Translation Steps: Beginning, Elongation, Termination, Processing, Translation

What is transcription?

A process in which genetic information present in DNA is used to synthesize a complementary RNA molecule is called transcription.

Steps in translation

  • Beginning:
  • Elongation:
  • Termination:
  • Processing:
  • Translation:


RNA polymerase binds to the promoter, a particular area of DNA, to start transcription. Specific DNA sequences in the promoter mark the beginning of a gene.


RNA polymerase extends the RNA chain by adding nucleotides as it proceeds along the DNA template strand. The nucleotides on the DNA template strand are complementary to those in the other strand.


When RNA polymerase reaches a termination signal, which is a specific DNA sequence that marks the end of the gene, transcription is terminated. The freshly created RNA molecule is then released as the RNA polymerase separates from the DNA template.


To transform the freshly synthesised RNA molecule into a useful mRNA molecule, it passes through a number of processing stages. These procedures involve the removal of introns, which are non-coding regions inside the mRNA molecule, as well as the attachment of a cap and tail to the mRNA molecule.


The mRNA molecule is employed as a template to synthesise a protein during translation, the last stage of gene expression. This procedure takes place on ribosomes, which use the genetic code read from the mRNA molecule to build a particular sequence of amino acids into a protein.

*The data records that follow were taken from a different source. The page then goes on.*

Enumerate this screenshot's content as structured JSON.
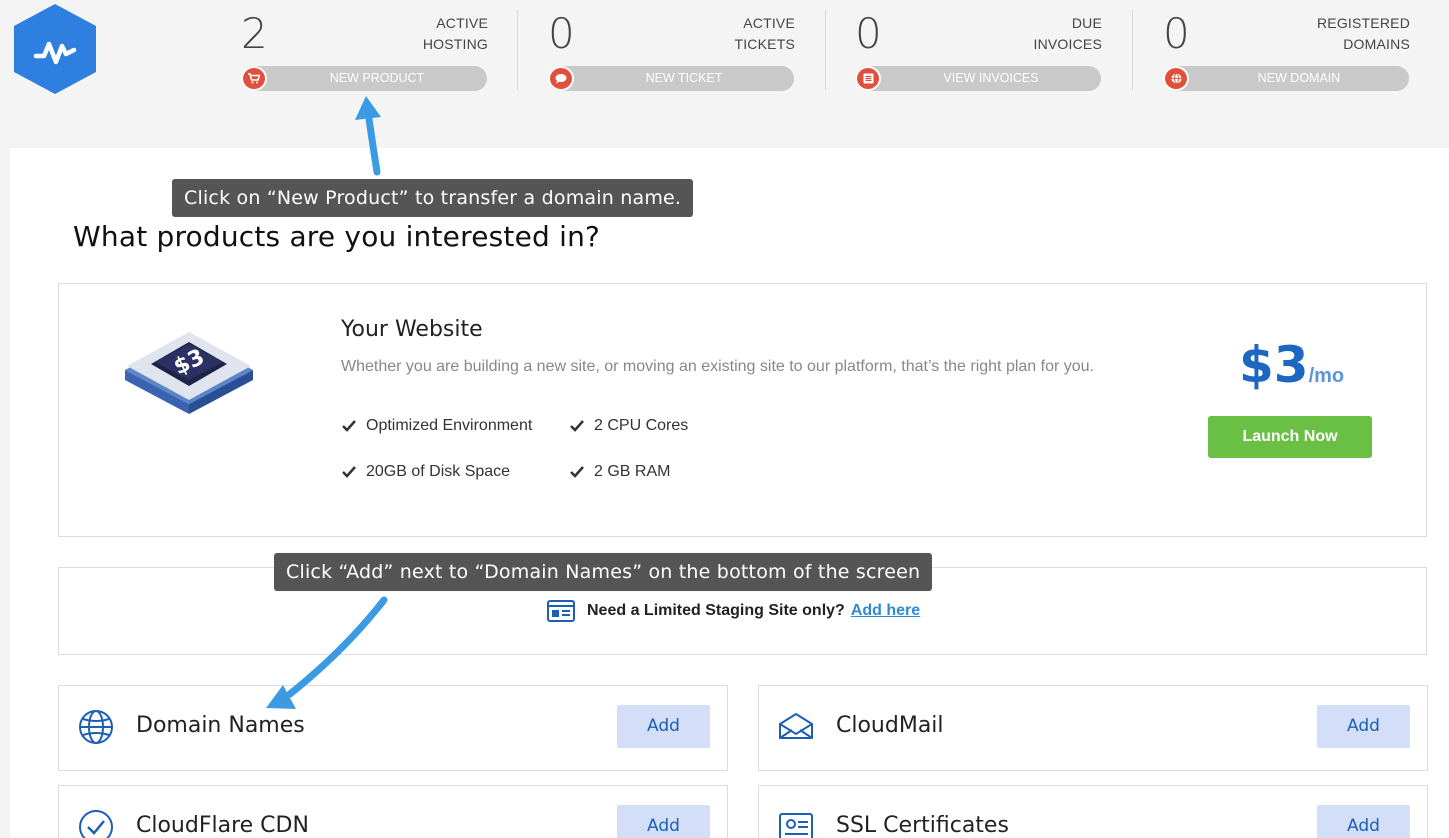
{
  "header": {
    "stats": [
      {
        "count": "2",
        "label_line1": "ACTIVE",
        "label_line2": "HOSTING",
        "button": "NEW PRODUCT",
        "icon": "cart-icon"
      },
      {
        "count": "0",
        "label_line1": "ACTIVE",
        "label_line2": "TICKETS",
        "button": "NEW TICKET",
        "icon": "chat-icon"
      },
      {
        "count": "0",
        "label_line1": "DUE",
        "label_line2": "INVOICES",
        "button": "VIEW INVOICES",
        "icon": "list-icon"
      },
      {
        "count": "0",
        "label_line1": "REGISTERED",
        "label_line2": "DOMAINS",
        "button": "NEW DOMAIN",
        "icon": "globe-icon"
      }
    ]
  },
  "annotations": {
    "top": "Click on “New Product” to transfer a domain name.",
    "bottom": "Click “Add” next to “Domain Names” on the bottom of the screen"
  },
  "main": {
    "title": "What products are you interested in?",
    "website": {
      "title": "Your Website",
      "description": "Whether you are building a new site, or moving an existing site to our platform, that’s the right plan for you.",
      "features": [
        "Optimized Environment",
        "2 CPU Cores",
        "20GB of Disk Space",
        "2 GB RAM"
      ],
      "price": "$3",
      "price_period": "/mo",
      "launch_label": "Launch Now"
    },
    "staging": {
      "text": "Need a Limited Staging Site only?",
      "link": "Add here"
    },
    "products": [
      {
        "name": "Domain Names",
        "add": "Add",
        "icon": "globe-icon"
      },
      {
        "name": "CloudMail",
        "add": "Add",
        "icon": "mail-icon"
      },
      {
        "name": "CloudFlare CDN",
        "add": "Add",
        "icon": "check-shield-icon"
      },
      {
        "name": "SSL Certificates",
        "add": "Add",
        "icon": "certificate-icon"
      }
    ]
  },
  "colors": {
    "accent_blue": "#1b67c1",
    "launch_green": "#6ac045",
    "stat_icon_red": "#e0503c",
    "annotation_arrow": "#3a9be3"
  }
}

polymer in transcription

The polymer which is involved in transcription is RNA POLYMERASE.

Structure of RNA Polymerase

Four significant domains may be distinguished in the structure of RNA polymerase:

The area of the beta sheet:

The clamp domain:

The wall domain

The funnel domain

The area of the beta sheet:

The enzyme’s active site, which is located in this domain, is where the RNA polymerization reaction takes place.

The clamp domain:

A flexible “clamp” that can open and close to let the DNA template strand enter and exit the active site is found in the clamp domain, which sits at the top of the enzyme.

The wall domain

The enzyme’s side wall domain, or “wall domain,” aids in stabilising the DNA template strand as it enters the active site.

The funnel domain

The funnel domain aids in directing incoming ribonucleotides into the proper location for polymerization. It is situated at the active site’s entrance.

Role of polymer in transcription

During transcription,

  • RNA polymerase binds to a specific DNA sequence called the promoter, which is located upstream of the gene.
  • The RNA polymerase then unwinds the DNA double helix.
  • It uses one strand of DNA as a template to synthesize a complementary RNA molecule.
  • The RNA polymerase adds RNA nucleotides one by one, guided by the DNA template strand.